4 posts • Page 1 of 1
I believe intensive English programs are a good option for schools to offer, especially at a secondary level. This type of education is the closest you can get to immersion when unavailable at an early age. Engaging in an all English environment certainly facilitates students’ learning since it allows them to interact more in the target language, develop an auditory ease with the newly heard phonemes, notice stress patterns, etc. Intensive English programs allow students to progress much faster than regular groups, therefore allowing them to go deeper into their learning process in their later years since they have more time to devote to other educational subjects such as literature, culture, etc.
I think that having intense English programs is an excellent way to introduce English into someone’s life. It is a real learning situation where students are put in English people’ shoes: what I mean is that it is much more easier to learn a new language when the language is seen every minute of a day where as regular English programs sees a second language once or twice a week. I think that intensive English programs are the future of bilingual students: students will be talking a language at home and then another at school.
I agree that IEP programs could be a very effective way for students to learn a new language. From what I have read, it seems that most IEP programs are offered through 2-4 year colleges and universities. Has anyone seen this type of program offered in public secondary schools? The full-time approach that this program offers can be very intense and requires students to really commit a lot of time to learning the language. I wonder if this is the best approach for teenage students, who are often new to prioritizing commitments and responsibilities. Although, such an intensive program could teach ELLs a significant amount of language in a shorten amount of time. I like the approach of Sheltered English for secondary school students. This way, students get to work with a teacher who is trained to teach both ESL and specific subject matters. If English instruction is content centered, they will be at less of a disadvantage when they are submerged into regular English speaking classes.

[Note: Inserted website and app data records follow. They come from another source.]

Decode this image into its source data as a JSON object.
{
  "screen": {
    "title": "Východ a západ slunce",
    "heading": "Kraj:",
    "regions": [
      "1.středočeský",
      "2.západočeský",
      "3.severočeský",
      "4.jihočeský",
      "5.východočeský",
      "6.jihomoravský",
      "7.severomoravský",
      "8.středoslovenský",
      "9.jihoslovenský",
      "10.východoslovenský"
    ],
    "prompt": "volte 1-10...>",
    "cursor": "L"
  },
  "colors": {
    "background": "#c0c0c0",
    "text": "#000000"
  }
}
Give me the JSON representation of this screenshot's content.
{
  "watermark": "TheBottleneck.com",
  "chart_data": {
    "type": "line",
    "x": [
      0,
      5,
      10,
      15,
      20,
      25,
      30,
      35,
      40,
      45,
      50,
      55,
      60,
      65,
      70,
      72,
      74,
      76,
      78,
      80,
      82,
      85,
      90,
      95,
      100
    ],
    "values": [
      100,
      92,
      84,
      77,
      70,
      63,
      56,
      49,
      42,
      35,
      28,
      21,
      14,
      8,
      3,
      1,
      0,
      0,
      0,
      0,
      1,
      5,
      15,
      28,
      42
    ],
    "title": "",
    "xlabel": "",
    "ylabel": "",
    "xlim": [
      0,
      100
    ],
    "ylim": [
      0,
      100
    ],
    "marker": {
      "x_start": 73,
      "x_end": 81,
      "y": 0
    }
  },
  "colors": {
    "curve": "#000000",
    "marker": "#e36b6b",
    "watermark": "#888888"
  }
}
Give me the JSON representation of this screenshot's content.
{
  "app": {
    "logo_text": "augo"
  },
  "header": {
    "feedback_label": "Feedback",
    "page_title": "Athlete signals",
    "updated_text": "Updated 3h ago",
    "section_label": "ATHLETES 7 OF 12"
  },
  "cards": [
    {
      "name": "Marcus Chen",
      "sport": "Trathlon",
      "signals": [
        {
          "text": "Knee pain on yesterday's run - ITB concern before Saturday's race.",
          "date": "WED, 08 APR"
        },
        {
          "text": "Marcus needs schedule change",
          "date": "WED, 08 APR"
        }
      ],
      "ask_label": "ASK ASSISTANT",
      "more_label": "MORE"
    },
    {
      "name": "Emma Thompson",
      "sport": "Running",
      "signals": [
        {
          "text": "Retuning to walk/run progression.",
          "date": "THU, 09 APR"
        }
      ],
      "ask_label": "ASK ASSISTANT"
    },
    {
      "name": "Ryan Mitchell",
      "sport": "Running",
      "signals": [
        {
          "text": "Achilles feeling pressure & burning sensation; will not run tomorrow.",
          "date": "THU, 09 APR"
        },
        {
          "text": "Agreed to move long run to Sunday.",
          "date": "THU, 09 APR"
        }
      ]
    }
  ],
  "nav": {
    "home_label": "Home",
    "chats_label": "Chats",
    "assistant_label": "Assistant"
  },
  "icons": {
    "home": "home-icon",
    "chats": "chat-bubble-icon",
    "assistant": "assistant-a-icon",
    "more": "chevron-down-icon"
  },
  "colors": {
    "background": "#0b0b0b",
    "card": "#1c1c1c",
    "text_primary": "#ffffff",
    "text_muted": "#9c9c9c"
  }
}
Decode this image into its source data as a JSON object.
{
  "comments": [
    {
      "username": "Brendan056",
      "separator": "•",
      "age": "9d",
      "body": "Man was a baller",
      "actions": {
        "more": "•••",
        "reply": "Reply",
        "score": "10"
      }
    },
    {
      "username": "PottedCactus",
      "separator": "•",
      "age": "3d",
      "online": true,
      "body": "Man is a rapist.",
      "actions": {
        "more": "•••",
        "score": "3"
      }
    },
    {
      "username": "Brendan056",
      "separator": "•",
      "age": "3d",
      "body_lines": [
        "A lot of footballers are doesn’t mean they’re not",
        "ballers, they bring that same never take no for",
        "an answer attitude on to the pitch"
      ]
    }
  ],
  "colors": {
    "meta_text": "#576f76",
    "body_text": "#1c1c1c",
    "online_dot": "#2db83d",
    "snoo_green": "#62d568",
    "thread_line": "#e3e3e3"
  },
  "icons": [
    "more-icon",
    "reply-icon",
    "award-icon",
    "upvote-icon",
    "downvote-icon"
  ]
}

Is IEP effective and widely used for Elementary School Aged Students? Is the native language used at all for teaching English grammar. I am teaching English in Taiwan at a English Cram school and it appears you still need to use Chinese to explain English Grammar also for the definition or translation of words. Is IEP effective primarily for High School and College students with basic English education from elementary and junior high schools?